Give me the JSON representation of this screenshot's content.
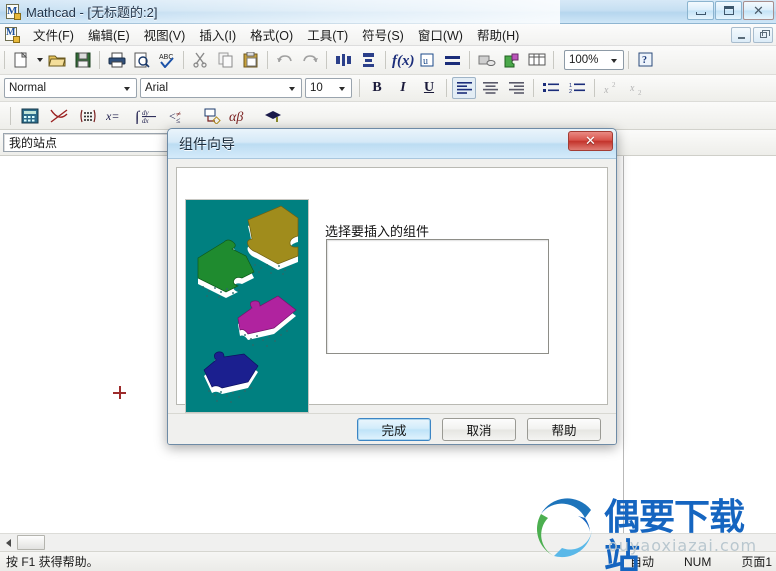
{
  "window": {
    "title": "Mathcad - [无标题的:2]",
    "app_icon": "mathcad-icon",
    "controls": {
      "minimize": "–",
      "maximize": "□",
      "close": "✕"
    },
    "mdi_controls": {
      "minimize": "–",
      "restore": "❐"
    }
  },
  "menubar": {
    "items": [
      {
        "label": "文件(F)",
        "name": "menu-file"
      },
      {
        "label": "编辑(E)",
        "name": "menu-edit"
      },
      {
        "label": "视图(V)",
        "name": "menu-view"
      },
      {
        "label": "插入(I)",
        "name": "menu-insert"
      },
      {
        "label": "格式(O)",
        "name": "menu-format"
      },
      {
        "label": "工具(T)",
        "name": "menu-tools"
      },
      {
        "label": "符号(S)",
        "name": "menu-symbolics"
      },
      {
        "label": "窗口(W)",
        "name": "menu-window"
      },
      {
        "label": "帮助(H)",
        "name": "menu-help"
      }
    ]
  },
  "toolbar_standard": {
    "zoom_value": "100%",
    "buttons": [
      "new-document-icon",
      "new-dropdown-icon",
      "open-folder-icon",
      "save-icon",
      "print-icon",
      "print-preview-icon",
      "spellcheck-icon",
      "cut-scissors-icon",
      "copy-icon",
      "paste-clipboard-icon",
      "undo-icon",
      "redo-icon",
      "align-across-icon",
      "align-down-icon",
      "insert-function-icon",
      "insert-unit-icon",
      "calculate-equals-icon",
      "insert-hyperlink-icon",
      "insert-component-icon",
      "insert-matrix-icon",
      "help-question-icon"
    ]
  },
  "toolbar_format": {
    "style_value": "Normal",
    "font_value": "Arial",
    "size_value": "10",
    "bold_label": "B",
    "italic_label": "I",
    "underline_label": "U",
    "buttons": [
      "align-left-icon",
      "align-center-icon",
      "align-right-icon",
      "bulleted-list-icon",
      "numbered-list-icon",
      "superscript-icon",
      "subscript-icon"
    ]
  },
  "toolbar_math": {
    "buttons": [
      "calculator-icon",
      "graph-icon",
      "matrix-icon",
      "evaluation-icon",
      "calculus-icon",
      "boolean-icon",
      "programming-icon",
      "greek-alphabet-icon",
      "symbolic-keyword-icon"
    ]
  },
  "sitebar": {
    "value": "我的站点",
    "name": "my-site-field"
  },
  "document": {
    "cursor": "red-crosshair-cursor"
  },
  "dialog": {
    "title": "组件向导",
    "close_label": "✕",
    "prompt": "选择要插入的组件",
    "listbox_items": [],
    "image": {
      "name": "puzzle-pieces-illustration",
      "background_color": "#008080",
      "pieces": [
        {
          "color": "#a08c1c",
          "label": "olive-puzzle-piece"
        },
        {
          "color": "#1f8b2f",
          "label": "green-puzzle-piece"
        },
        {
          "color": "#b0239f",
          "label": "magenta-puzzle-piece"
        },
        {
          "color": "#1b1f8f",
          "label": "blue-puzzle-piece"
        }
      ]
    },
    "buttons": {
      "finish": "完成",
      "cancel": "取消",
      "help": "帮助"
    }
  },
  "statusbar": {
    "message": "按 F1 获得帮助。",
    "auto": "自动",
    "num": "NUM",
    "page": "页面1"
  },
  "watermark": {
    "title": "偶要下载站",
    "url": "ouyaoxiazai.com",
    "color": "#1565c0"
  },
  "colors": {
    "accent": "#1565c0",
    "dialog_border": "#6e8ba6",
    "teal": "#008080"
  }
}
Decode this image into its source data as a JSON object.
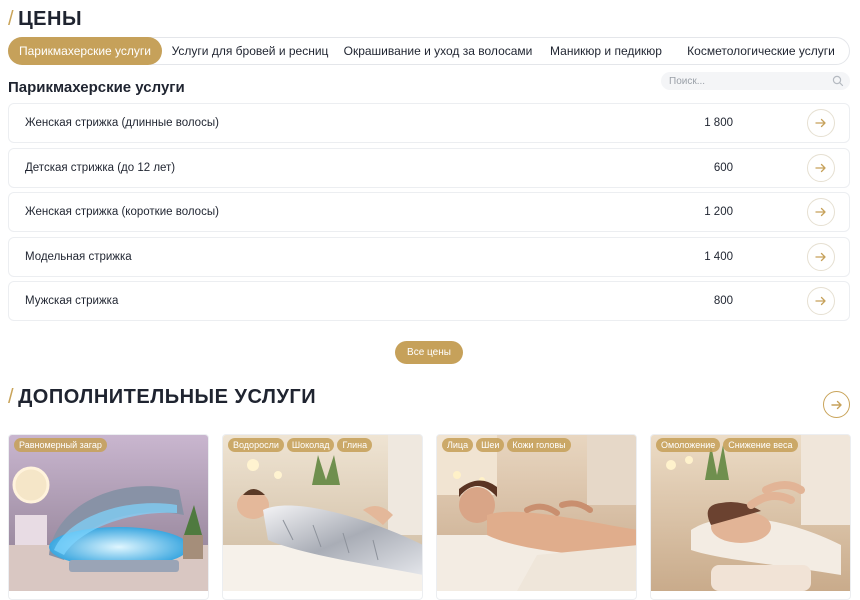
{
  "prices_section": {
    "slash": "/",
    "title": "ЦЕНЫ"
  },
  "tabs": [
    {
      "label": "Парикмахерские услуги"
    },
    {
      "label": "Услуги для бровей и ресниц"
    },
    {
      "label": "Окрашивание и уход за волосами"
    },
    {
      "label": "Маникюр и педикюр"
    },
    {
      "label": "Косметологические услуги"
    }
  ],
  "active_tab": "Парикмахерские услуги",
  "category_title": "Парикмахерские услуги",
  "search": {
    "placeholder": "Поиск..."
  },
  "services": [
    {
      "name": "Женская стрижка (длинные волосы)",
      "price": "1 800"
    },
    {
      "name": "Детская стрижка (до 12 лет)",
      "price": "600"
    },
    {
      "name": "Женская стрижка (короткие волосы)",
      "price": "1 200"
    },
    {
      "name": "Модельная стрижка",
      "price": "1 400"
    },
    {
      "name": "Мужская стрижка",
      "price": "800"
    }
  ],
  "all_prices_label": "Все цены",
  "extra_section": {
    "slash": "/",
    "title": "ДОПОЛНИТЕЛЬНЫЕ УСЛУГИ"
  },
  "cards": [
    {
      "tags": [
        "Равномерный загар"
      ],
      "image": "tanning-bed"
    },
    {
      "tags": [
        "Водоросли",
        "Шоколад",
        "Глина"
      ],
      "image": "body-wrap"
    },
    {
      "tags": [
        "Лица",
        "Шеи",
        "Кожи головы"
      ],
      "image": "back-massage"
    },
    {
      "tags": [
        "Омоложение",
        "Снижение веса"
      ],
      "image": "face-massage"
    }
  ],
  "colors": {
    "accent": "#c6a15a",
    "text": "#1f2430",
    "border": "#eceef1"
  }
}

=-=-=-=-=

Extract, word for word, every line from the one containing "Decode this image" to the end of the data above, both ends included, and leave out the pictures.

Decode this image into its source data as a JSON object.
{
  "prices_section": {
    "slash": "/",
    "title": "ЦЕНЫ"
  },
  "tabs": [
    {
      "label": "Парикмахерские услуги"
    },
    {
      "label": "Услуги для бровей и ресниц"
    },
    {
      "label": "Окрашивание и уход за волосами"
    },
    {
      "label": "Маникюр и педикюр"
    },
    {
      "label": "Косметологические услуги"
    }
  ],
  "active_tab": "Парикмахерские услуги",
  "category_title": "Парикмахерские услуги",
  "search": {
    "placeholder": "Поиск..."
  },
  "services": [
    {
      "name": "Женская стрижка (длинные волосы)",
      "price": "1 800"
    },
    {
      "name": "Детская стрижка (до 12 лет)",
      "price": "600"
    },
    {
      "name": "Женская стрижка (короткие волосы)",
      "price": "1 200"
    },
    {
      "name": "Модельная стрижка",
      "price": "1 400"
    },
    {
      "name": "Мужская стрижка",
      "price": "800"
    }
  ],
  "all_prices_label": "Все цены",
  "extra_section": {
    "slash": "/",
    "title": "ДОПОЛНИТЕЛЬНЫЕ УСЛУГИ"
  },
  "cards": [
    {
      "tags": [
        "Равномерный загар"
      ],
      "image": "tanning-bed"
    },
    {
      "tags": [
        "Водоросли",
        "Шоколад",
        "Глина"
      ],
      "image": "body-wrap"
    },
    {
      "tags": [
        "Лица",
        "Шеи",
        "Кожи головы"
      ],
      "image": "back-massage"
    },
    {
      "tags": [
        "Омоложение",
        "Снижение веса"
      ],
      "image": "face-massage"
    }
  ],
  "colors": {
    "accent": "#c6a15a",
    "text": "#1f2430",
    "border": "#eceef1"
  }
}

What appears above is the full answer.